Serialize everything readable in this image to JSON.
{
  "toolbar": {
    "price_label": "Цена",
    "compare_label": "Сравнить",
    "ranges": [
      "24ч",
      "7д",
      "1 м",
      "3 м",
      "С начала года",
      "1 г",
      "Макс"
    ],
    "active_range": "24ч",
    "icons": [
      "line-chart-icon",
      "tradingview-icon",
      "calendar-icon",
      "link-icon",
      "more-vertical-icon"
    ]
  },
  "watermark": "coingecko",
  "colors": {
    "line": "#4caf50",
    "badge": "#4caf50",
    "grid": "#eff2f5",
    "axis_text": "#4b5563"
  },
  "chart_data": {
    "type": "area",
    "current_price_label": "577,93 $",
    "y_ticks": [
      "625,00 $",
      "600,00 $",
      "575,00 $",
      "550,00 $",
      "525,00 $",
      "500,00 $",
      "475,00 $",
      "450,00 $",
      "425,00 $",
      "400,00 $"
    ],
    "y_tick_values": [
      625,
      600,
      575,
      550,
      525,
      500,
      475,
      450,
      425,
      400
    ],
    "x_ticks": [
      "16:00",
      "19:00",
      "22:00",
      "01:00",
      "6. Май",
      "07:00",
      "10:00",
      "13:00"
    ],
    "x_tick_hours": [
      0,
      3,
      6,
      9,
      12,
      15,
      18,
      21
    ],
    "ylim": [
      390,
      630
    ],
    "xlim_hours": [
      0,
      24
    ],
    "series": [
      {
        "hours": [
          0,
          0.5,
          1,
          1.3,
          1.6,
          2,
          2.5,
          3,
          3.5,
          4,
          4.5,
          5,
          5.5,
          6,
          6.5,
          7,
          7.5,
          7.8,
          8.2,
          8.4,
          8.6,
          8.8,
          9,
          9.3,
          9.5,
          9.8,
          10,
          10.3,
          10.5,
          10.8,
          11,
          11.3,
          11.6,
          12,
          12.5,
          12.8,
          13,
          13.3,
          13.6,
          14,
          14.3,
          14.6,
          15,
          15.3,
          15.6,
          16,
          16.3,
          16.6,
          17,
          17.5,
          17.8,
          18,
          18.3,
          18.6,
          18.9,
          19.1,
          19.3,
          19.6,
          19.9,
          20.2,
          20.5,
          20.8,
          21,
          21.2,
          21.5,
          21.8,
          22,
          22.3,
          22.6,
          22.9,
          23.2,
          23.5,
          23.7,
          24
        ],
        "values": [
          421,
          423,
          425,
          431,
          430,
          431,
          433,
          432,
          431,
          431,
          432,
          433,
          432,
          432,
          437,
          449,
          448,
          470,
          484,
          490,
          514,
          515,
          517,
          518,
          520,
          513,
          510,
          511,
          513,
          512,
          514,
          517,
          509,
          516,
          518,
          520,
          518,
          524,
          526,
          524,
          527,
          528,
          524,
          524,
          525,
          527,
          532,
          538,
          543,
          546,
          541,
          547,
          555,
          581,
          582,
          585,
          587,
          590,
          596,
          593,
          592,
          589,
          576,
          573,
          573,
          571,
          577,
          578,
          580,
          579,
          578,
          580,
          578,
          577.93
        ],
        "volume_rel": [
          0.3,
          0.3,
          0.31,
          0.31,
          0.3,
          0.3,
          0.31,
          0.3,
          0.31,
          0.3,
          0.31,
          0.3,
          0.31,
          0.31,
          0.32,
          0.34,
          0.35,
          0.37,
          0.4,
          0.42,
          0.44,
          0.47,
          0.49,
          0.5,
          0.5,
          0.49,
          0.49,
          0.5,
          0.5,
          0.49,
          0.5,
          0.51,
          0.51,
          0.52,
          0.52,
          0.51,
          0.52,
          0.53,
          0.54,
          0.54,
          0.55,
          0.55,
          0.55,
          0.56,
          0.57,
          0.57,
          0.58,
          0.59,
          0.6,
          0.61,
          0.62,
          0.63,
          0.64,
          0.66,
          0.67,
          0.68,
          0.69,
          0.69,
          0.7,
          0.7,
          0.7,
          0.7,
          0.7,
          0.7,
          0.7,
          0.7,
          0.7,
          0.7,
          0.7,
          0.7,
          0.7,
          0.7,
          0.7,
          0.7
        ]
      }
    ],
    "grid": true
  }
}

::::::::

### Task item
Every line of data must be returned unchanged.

### Written solution
Serialize everything readable in this image to JSON.
{
  "toolbar": {
    "price_label": "Цена",
    "compare_label": "Сравнить",
    "ranges": [
      "24ч",
      "7д",
      "1 м",
      "3 м",
      "С начала года",
      "1 г",
      "Макс"
    ],
    "active_range": "24ч",
    "icons": [
      "line-chart-icon",
      "tradingview-icon",
      "calendar-icon",
      "link-icon",
      "more-vertical-icon"
    ]
  },
  "watermark": "coingecko",
  "colors": {
    "line": "#4caf50",
    "badge": "#4caf50",
    "grid": "#eff2f5",
    "axis_text": "#4b5563"
  },
  "chart_data": {
    "type": "area",
    "current_price_label": "577,93 $",
    "y_ticks": [
      "625,00 $",
      "600,00 $",
      "575,00 $",
      "550,00 $",
      "525,00 $",
      "500,00 $",
      "475,00 $",
      "450,00 $",
      "425,00 $",
      "400,00 $"
    ],
    "y_tick_values": [
      625,
      600,
      575,
      550,
      525,
      500,
      475,
      450,
      425,
      400
    ],
    "x_ticks": [
      "16:00",
      "19:00",
      "22:00",
      "01:00",
      "6. Май",
      "07:00",
      "10:00",
      "13:00"
    ],
    "x_tick_hours": [
      0,
      3,
      6,
      9,
      12,
      15,
      18,
      21
    ],
    "ylim": [
      390,
      630
    ],
    "xlim_hours": [
      0,
      24
    ],
    "series": [
      {
        "hours": [
          0,
          0.5,
          1,
          1.3,
          1.6,
          2,
          2.5,
          3,
          3.5,
          4,
          4.5,
          5,
          5.5,
          6,
          6.5,
          7,
          7.5,
          7.8,
          8.2,
          8.4,
          8.6,
          8.8,
          9,
          9.3,
          9.5,
          9.8,
          10,
          10.3,
          10.5,
          10.8,
          11,
          11.3,
          11.6,
          12,
          12.5,
          12.8,
          13,
          13.3,
          13.6,
          14,
          14.3,
          14.6,
          15,
          15.3,
          15.6,
          16,
          16.3,
          16.6,
          17,
          17.5,
          17.8,
          18,
          18.3,
          18.6,
          18.9,
          19.1,
          19.3,
          19.6,
          19.9,
          20.2,
          20.5,
          20.8,
          21,
          21.2,
          21.5,
          21.8,
          22,
          22.3,
          22.6,
          22.9,
          23.2,
          23.5,
          23.7,
          24
        ],
        "values": [
          421,
          423,
          425,
          431,
          430,
          431,
          433,
          432,
          431,
          431,
          432,
          433,
          432,
          432,
          437,
          449,
          448,
          470,
          484,
          490,
          514,
          515,
          517,
          518,
          520,
          513,
          510,
          511,
          513,
          512,
          514,
          517,
          509,
          516,
          518,
          520,
          518,
          524,
          526,
          524,
          527,
          528,
          524,
          524,
          525,
          527,
          532,
          538,
          543,
          546,
          541,
          547,
          555,
          581,
          582,
          585,
          587,
          590,
          596,
          593,
          592,
          589,
          576,
          573,
          573,
          571,
          577,
          578,
          580,
          579,
          578,
          580,
          578,
          577.93
        ],
        "volume_rel": [
          0.3,
          0.3,
          0.31,
          0.31,
          0.3,
          0.3,
          0.31,
          0.3,
          0.31,
          0.3,
          0.31,
          0.3,
          0.31,
          0.31,
          0.32,
          0.34,
          0.35,
          0.37,
          0.4,
          0.42,
          0.44,
          0.47,
          0.49,
          0.5,
          0.5,
          0.49,
          0.49,
          0.5,
          0.5,
          0.49,
          0.5,
          0.51,
          0.51,
          0.52,
          0.52,
          0.51,
          0.52,
          0.53,
          0.54,
          0.54,
          0.55,
          0.55,
          0.55,
          0.56,
          0.57,
          0.57,
          0.58,
          0.59,
          0.6,
          0.61,
          0.62,
          0.63,
          0.64,
          0.66,
          0.67,
          0.68,
          0.69,
          0.69,
          0.7,
          0.7,
          0.7,
          0.7,
          0.7,
          0.7,
          0.7,
          0.7,
          0.7,
          0.7,
          0.7,
          0.7,
          0.7,
          0.7,
          0.7,
          0.7
        ]
      }
    ],
    "grid": true
  }
}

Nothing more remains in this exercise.